We hit a few other spots around the Twin Cities over the next couple of days, including a trip to see another aunt of Jeannie's, this time on her Dad's side of the family. Aunt Lorraine is 86 but still seems pretty sharp. She was temporarily at an assisted living home while she recovered from an injury and was jonesing to get out. "Oh, I don't wanna go down there and hang out with those IDIOTS," she said of her home-mates. It should be noted that this was the swankiest old-folks home I've ever seen; if Lorraine still has time on her lease I'd take it over.
We spent most of our time with our friends who showed us their amazingly fancy house and took us to a bunch of really good restaurants. I had been hearing for years how Thai food is better there, and I will admit it was damn good. Also Indian and Vietnamese. We went to the Seward Cafe, a worker-owned diner with a vegan-heavy menu and no wait staff. I didn't particularly like the stuff I got (no seasoning on brown rice? come on!) but Jeannie was way into her Righteous Pancakes, possibly for nostalgic reasons.
Other highlights included visits to the Mill Ruins Park, in which the old grain mills that helped shape the local ecomony are left to collapse of their own accord (it's pretty cool the way they built the modern-style museum literally upon the ruins of one of the old mills), Nicolett Island, the hidden-in-plain-sight island in the middle of town, Lake of the Isles and Summit Ave, where an endless stream of incredible, enormous mansions raises the question, "Where did all these rich people come from?" My theory is there is a big underground cocaine cartel that built this city.

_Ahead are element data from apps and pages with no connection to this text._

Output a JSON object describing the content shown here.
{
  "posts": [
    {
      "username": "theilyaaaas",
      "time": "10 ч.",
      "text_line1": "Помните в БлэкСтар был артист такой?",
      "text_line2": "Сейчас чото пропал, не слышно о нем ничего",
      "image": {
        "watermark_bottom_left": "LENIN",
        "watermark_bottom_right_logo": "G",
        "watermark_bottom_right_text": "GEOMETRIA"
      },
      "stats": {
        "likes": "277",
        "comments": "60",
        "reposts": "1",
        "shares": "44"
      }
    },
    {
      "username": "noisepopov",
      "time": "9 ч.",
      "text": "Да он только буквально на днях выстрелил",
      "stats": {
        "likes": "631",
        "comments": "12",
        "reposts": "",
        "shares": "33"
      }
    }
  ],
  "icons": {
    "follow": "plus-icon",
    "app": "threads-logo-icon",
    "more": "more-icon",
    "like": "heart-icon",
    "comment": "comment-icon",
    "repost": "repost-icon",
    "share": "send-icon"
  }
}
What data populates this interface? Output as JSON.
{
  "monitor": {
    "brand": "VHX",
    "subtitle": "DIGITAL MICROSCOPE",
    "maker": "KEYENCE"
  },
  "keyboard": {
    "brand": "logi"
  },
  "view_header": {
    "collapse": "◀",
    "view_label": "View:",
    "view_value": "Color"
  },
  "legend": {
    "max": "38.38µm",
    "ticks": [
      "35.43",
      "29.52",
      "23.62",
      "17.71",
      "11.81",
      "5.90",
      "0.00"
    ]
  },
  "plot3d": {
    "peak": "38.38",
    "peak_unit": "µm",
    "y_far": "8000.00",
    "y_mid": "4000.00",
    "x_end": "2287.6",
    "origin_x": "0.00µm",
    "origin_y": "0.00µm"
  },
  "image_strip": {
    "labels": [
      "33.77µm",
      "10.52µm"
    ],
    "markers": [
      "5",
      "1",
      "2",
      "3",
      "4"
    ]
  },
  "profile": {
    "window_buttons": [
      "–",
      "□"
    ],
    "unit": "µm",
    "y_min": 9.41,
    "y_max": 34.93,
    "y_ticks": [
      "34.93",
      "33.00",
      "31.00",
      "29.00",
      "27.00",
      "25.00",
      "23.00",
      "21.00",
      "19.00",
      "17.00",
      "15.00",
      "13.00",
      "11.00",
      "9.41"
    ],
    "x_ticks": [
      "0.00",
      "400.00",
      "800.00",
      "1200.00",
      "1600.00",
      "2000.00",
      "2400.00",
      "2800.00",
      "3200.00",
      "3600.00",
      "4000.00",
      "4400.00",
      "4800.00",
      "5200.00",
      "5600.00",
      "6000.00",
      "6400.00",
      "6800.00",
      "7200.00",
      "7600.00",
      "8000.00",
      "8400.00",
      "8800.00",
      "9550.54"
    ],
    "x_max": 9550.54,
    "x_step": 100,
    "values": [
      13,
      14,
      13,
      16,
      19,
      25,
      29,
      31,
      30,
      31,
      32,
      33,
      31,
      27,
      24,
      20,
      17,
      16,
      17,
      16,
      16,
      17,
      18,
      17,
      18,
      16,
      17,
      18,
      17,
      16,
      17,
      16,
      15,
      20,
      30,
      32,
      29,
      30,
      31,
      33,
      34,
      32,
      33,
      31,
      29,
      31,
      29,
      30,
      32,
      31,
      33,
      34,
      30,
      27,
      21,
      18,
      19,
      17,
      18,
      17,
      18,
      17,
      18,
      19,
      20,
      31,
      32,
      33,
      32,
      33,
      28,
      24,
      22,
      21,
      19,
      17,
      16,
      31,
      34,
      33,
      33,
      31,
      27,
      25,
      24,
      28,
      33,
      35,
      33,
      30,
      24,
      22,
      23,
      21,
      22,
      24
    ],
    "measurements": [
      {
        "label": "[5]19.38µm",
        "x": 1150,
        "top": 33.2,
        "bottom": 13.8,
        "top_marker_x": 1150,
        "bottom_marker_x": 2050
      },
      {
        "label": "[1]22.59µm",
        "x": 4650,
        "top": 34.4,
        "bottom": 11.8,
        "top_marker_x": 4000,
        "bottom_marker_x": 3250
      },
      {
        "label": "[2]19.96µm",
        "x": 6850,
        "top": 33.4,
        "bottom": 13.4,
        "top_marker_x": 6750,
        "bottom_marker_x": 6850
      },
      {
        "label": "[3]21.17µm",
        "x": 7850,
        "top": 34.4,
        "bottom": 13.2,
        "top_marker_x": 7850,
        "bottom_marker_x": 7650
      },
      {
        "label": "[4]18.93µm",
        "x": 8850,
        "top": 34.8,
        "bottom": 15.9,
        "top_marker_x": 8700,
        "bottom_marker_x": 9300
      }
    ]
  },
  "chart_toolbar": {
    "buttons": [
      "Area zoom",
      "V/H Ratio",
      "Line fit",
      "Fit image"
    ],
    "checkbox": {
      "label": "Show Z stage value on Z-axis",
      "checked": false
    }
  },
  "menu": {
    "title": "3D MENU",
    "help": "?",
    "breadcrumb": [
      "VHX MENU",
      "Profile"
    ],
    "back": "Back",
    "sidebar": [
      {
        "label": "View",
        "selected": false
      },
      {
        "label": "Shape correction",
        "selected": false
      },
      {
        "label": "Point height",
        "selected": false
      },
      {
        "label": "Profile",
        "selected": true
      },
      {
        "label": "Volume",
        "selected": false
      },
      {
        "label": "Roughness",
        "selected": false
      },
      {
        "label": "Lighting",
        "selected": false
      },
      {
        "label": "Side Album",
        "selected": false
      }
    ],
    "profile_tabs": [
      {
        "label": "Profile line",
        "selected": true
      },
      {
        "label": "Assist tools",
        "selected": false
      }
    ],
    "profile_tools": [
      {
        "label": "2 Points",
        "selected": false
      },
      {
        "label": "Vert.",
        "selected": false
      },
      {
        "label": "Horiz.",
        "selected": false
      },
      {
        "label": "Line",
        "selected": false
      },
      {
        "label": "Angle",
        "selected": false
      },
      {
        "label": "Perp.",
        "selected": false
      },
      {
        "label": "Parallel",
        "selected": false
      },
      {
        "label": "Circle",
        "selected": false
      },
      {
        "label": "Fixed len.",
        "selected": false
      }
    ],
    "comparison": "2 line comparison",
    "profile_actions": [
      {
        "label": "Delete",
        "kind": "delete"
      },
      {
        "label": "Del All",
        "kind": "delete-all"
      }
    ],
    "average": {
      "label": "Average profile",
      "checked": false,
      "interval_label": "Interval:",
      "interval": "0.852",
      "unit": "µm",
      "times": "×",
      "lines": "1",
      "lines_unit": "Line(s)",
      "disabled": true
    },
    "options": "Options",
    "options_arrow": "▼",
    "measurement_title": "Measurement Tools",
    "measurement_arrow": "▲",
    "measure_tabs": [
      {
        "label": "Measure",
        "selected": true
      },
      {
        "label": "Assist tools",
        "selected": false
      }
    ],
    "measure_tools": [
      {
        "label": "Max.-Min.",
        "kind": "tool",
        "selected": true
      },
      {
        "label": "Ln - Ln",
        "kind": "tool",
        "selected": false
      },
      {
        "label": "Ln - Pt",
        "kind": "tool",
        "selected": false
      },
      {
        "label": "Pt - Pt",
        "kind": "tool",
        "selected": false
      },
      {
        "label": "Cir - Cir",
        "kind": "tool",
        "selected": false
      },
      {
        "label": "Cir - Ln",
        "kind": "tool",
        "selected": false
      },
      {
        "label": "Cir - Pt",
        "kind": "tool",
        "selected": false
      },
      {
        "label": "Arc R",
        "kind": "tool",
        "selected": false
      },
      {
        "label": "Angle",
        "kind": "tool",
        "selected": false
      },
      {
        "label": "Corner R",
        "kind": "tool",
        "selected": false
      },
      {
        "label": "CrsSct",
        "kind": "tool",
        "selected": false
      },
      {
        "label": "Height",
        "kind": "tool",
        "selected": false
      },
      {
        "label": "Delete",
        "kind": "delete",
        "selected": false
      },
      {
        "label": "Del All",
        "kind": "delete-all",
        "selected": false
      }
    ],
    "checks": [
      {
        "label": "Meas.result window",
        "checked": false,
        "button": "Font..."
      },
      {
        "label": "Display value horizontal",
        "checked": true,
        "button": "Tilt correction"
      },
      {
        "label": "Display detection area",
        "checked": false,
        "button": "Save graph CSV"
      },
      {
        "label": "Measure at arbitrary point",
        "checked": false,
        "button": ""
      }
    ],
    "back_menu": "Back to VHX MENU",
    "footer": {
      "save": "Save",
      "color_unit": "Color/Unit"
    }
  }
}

It's good to finally be home and get back into the swing of things, but I'll tell you something: I didn't miss my job or cleaning litter boxes once the whole week. Needless to say it's been a rude awakening since getting home.